| ACTIVITY |
Using the data below, work out how many of its lines contain "this", and give that number with nothing added.

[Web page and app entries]
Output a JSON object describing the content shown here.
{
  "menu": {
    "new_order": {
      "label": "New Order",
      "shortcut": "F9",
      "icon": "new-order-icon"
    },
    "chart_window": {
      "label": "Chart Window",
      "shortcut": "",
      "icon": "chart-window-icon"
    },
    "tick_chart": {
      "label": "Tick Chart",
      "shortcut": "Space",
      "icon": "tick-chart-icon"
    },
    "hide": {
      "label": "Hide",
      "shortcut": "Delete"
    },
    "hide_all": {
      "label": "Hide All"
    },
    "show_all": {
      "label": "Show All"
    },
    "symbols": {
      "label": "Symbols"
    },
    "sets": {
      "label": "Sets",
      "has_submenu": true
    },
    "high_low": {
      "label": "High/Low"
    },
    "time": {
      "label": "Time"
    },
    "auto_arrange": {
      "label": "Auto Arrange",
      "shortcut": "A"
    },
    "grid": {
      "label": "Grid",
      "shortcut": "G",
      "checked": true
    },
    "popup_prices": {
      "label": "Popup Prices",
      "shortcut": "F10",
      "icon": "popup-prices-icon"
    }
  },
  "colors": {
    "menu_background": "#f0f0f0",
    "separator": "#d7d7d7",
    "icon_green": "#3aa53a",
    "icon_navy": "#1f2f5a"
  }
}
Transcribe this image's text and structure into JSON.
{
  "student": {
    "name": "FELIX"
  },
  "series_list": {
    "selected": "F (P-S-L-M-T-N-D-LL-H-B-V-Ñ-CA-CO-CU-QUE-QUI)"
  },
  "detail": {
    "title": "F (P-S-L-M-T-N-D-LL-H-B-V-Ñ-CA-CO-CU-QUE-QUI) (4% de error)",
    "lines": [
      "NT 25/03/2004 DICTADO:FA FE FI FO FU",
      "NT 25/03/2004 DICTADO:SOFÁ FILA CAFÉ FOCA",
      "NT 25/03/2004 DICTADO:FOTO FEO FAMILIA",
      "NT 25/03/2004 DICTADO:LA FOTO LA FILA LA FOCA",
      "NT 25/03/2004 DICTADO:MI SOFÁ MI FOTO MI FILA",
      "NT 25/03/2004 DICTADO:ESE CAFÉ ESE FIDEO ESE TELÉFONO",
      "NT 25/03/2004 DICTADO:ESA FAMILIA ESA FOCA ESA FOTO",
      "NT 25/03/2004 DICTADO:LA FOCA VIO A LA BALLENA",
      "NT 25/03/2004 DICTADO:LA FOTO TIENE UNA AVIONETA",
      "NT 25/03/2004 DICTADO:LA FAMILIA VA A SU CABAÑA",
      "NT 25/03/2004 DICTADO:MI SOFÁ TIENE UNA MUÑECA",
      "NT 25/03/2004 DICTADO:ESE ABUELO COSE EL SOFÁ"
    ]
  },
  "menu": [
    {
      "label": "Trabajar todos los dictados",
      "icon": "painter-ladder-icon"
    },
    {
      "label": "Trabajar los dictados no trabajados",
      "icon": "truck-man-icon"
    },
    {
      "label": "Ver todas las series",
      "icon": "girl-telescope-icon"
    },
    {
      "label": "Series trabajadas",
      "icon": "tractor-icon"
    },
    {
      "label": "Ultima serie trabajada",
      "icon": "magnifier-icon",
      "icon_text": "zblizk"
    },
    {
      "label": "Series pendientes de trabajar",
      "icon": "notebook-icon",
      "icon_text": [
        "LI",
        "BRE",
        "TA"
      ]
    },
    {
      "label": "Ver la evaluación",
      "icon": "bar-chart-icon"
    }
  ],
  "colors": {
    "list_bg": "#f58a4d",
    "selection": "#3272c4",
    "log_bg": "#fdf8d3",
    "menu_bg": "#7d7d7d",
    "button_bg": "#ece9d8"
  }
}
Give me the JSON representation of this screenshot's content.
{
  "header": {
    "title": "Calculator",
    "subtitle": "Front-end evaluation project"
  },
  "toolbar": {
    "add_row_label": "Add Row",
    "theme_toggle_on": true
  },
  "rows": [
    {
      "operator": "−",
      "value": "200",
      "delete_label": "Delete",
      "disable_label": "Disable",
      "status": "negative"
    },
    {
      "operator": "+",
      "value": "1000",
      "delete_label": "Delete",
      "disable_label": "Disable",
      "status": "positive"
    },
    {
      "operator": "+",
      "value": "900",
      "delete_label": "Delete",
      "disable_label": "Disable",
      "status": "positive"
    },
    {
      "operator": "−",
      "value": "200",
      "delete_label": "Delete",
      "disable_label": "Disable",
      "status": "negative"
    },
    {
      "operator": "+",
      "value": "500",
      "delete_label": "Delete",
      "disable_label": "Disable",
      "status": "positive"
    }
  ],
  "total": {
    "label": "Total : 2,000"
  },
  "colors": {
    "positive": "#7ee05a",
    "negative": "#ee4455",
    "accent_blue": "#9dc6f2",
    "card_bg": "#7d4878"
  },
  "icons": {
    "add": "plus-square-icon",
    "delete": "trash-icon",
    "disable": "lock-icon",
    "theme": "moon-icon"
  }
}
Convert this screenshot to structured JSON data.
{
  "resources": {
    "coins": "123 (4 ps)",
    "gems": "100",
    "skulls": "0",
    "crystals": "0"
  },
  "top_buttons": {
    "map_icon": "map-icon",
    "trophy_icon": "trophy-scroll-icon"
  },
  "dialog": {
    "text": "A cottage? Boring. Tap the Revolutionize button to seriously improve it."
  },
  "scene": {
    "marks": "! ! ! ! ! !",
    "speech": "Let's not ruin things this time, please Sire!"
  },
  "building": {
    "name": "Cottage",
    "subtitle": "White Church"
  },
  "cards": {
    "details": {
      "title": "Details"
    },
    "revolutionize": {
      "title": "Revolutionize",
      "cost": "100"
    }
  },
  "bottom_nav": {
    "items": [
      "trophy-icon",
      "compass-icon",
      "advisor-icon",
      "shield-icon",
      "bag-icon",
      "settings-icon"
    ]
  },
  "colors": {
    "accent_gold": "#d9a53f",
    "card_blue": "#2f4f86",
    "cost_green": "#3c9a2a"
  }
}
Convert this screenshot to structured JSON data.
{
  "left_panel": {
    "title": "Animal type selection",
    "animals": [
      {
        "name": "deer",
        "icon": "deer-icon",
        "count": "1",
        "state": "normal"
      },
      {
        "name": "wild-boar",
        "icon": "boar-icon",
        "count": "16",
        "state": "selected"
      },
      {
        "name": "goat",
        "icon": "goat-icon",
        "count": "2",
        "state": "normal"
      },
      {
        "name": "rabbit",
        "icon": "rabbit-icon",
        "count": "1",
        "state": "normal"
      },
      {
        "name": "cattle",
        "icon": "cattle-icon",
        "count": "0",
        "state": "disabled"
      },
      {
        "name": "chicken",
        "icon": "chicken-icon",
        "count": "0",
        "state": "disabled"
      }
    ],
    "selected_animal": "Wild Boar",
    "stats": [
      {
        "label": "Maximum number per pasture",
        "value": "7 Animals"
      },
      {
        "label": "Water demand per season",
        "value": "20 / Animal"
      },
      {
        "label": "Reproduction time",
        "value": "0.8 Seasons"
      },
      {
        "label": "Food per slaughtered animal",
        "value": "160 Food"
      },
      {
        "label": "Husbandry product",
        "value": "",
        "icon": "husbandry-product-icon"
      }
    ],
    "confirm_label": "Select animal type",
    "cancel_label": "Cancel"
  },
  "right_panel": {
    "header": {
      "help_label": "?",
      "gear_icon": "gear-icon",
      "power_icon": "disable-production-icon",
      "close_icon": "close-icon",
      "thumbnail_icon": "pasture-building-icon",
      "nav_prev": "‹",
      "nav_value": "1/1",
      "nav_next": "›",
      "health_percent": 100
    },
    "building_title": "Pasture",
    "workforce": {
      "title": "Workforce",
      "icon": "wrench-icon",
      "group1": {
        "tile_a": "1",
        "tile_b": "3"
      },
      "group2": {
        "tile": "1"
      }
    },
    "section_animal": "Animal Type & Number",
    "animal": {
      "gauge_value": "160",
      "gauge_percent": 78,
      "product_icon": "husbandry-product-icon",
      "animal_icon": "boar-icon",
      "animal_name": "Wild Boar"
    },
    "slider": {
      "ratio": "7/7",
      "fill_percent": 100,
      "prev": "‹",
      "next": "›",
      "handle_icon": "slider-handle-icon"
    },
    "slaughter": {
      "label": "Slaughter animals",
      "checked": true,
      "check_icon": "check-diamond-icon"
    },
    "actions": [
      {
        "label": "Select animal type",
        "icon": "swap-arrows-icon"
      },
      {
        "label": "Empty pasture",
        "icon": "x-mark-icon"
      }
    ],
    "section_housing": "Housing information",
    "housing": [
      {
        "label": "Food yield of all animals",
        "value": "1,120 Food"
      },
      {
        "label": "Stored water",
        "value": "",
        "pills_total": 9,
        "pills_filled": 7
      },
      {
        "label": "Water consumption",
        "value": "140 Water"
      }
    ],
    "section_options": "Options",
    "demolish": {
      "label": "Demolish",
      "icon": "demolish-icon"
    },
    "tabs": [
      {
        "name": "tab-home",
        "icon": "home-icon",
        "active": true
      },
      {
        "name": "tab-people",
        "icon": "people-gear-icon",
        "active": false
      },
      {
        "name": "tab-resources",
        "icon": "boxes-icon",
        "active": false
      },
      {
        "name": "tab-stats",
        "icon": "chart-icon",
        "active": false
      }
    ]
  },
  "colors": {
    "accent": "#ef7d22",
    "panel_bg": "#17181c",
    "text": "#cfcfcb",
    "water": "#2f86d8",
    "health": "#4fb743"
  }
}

| SOLVED PROBLEM |
5